INSTRUCTIONS TO FOLLOW: Everything in the records must be restated exactly, apart from the pictures.

--

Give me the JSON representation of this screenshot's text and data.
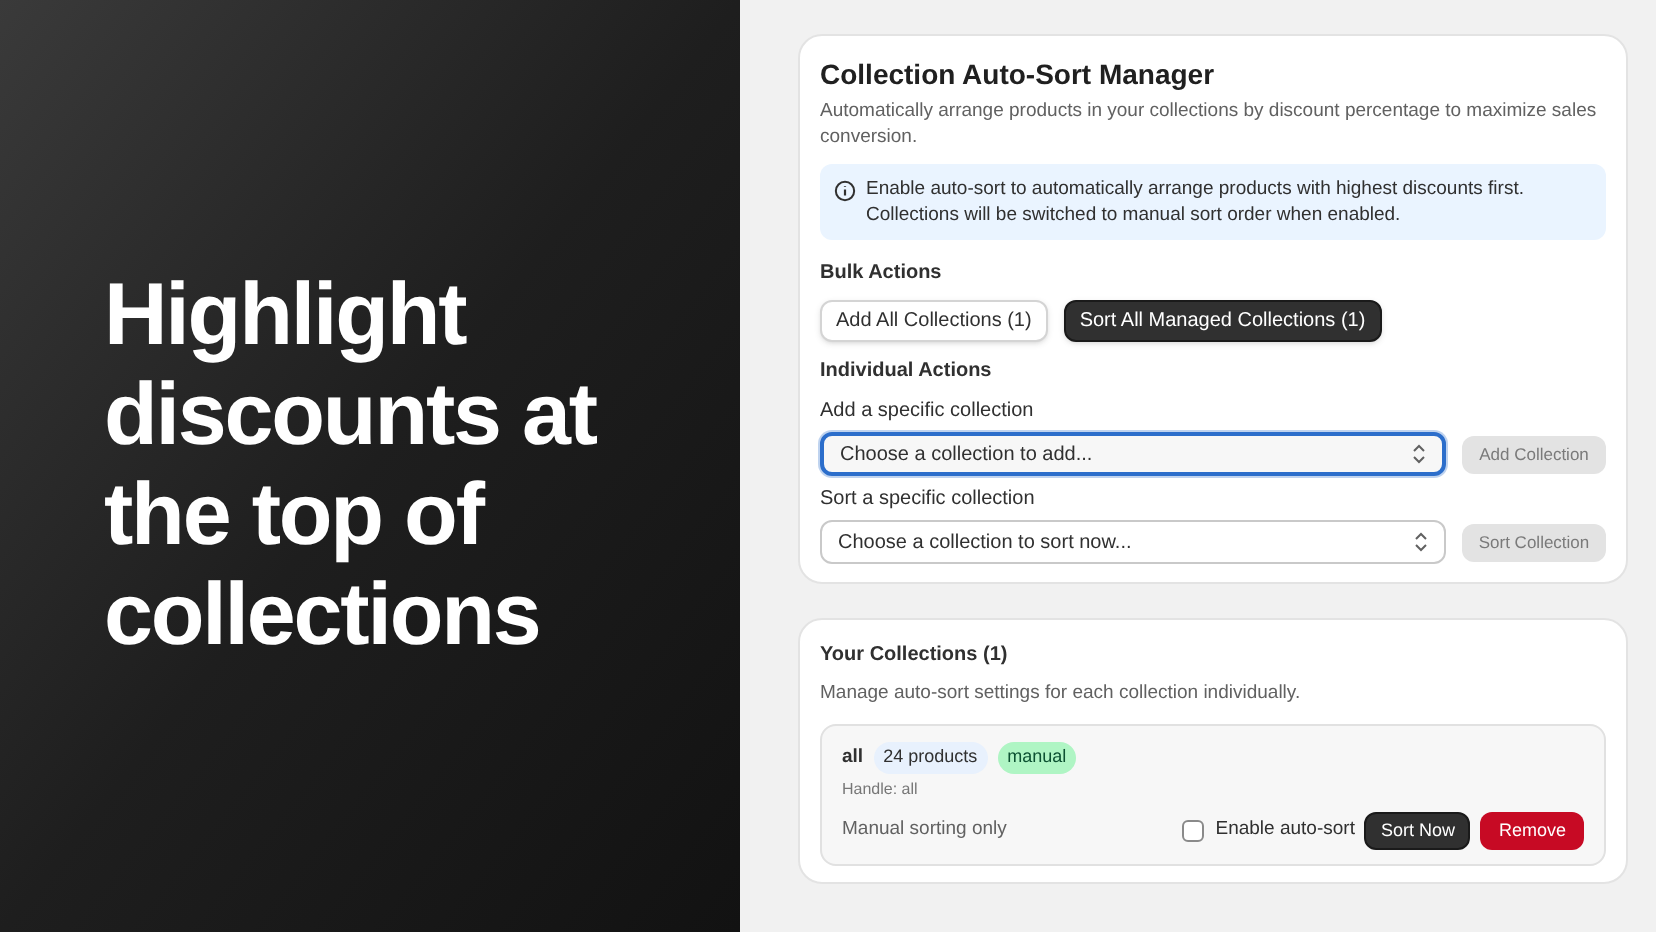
{
  "headline": "Highlight discounts at the top of collections",
  "manager": {
    "title": "Collection Auto-Sort Manager",
    "description": "Automatically arrange products in your collections by discount percentage to maximize sales conversion.",
    "info": "Enable auto-sort to automatically arrange products with highest discounts first. Collections will be switched to manual sort order when enabled.",
    "bulk_heading": "Bulk Actions",
    "bulk_buttons": [
      {
        "label": "Add All Collections (1)",
        "kind": "secondary"
      },
      {
        "label": "Sort All Managed Collections (1)",
        "kind": "primary"
      }
    ],
    "individual_heading": "Individual Actions",
    "pickers": [
      {
        "label": "Add a specific collection",
        "placeholder": "Choose a collection to add...",
        "focused": true,
        "button": "Add Collection",
        "disabled": true
      },
      {
        "label": "Sort a specific collection",
        "placeholder": "Choose a collection to sort now...",
        "focused": false,
        "button": "Sort Collection",
        "disabled": true
      }
    ]
  },
  "collections": {
    "title": "Your Collections (1)",
    "description": "Manage auto-sort settings for each collection individually.",
    "items": [
      {
        "name": "all",
        "count": "24 products",
        "sort_tag": "manual",
        "handle": "Handle: all",
        "status": "Manual sorting only",
        "auto_sort_label": "Enable auto-sort",
        "checked": false,
        "sort_button": "Sort Now",
        "remove_button": "Remove"
      }
    ]
  }
}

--

ANSWER BELOW:
Give me the JSON representation of this screenshot's text and data.
{
  "headline": "Highlight discounts at the top of collections",
  "manager": {
    "title": "Collection Auto-Sort Manager",
    "description": "Automatically arrange products in your collections by discount percentage to maximize sales conversion.",
    "info": "Enable auto-sort to automatically arrange products with highest discounts first. Collections will be switched to manual sort order when enabled.",
    "bulk_heading": "Bulk Actions",
    "bulk_buttons": [
      {
        "label": "Add All Collections (1)",
        "kind": "secondary"
      },
      {
        "label": "Sort All Managed Collections (1)",
        "kind": "primary"
      }
    ],
    "individual_heading": "Individual Actions",
    "pickers": [
      {
        "label": "Add a specific collection",
        "placeholder": "Choose a collection to add...",
        "focused": true,
        "button": "Add Collection",
        "disabled": true
      },
      {
        "label": "Sort a specific collection",
        "placeholder": "Choose a collection to sort now...",
        "focused": false,
        "button": "Sort Collection",
        "disabled": true
      }
    ]
  },
  "collections": {
    "title": "Your Collections (1)",
    "description": "Manage auto-sort settings for each collection individually.",
    "items": [
      {
        "name": "all",
        "count": "24 products",
        "sort_tag": "manual",
        "handle": "Handle: all",
        "status": "Manual sorting only",
        "auto_sort_label": "Enable auto-sort",
        "checked": false,
        "sort_button": "Sort Now",
        "remove_button": "Remove"
      }
    ]
  }
}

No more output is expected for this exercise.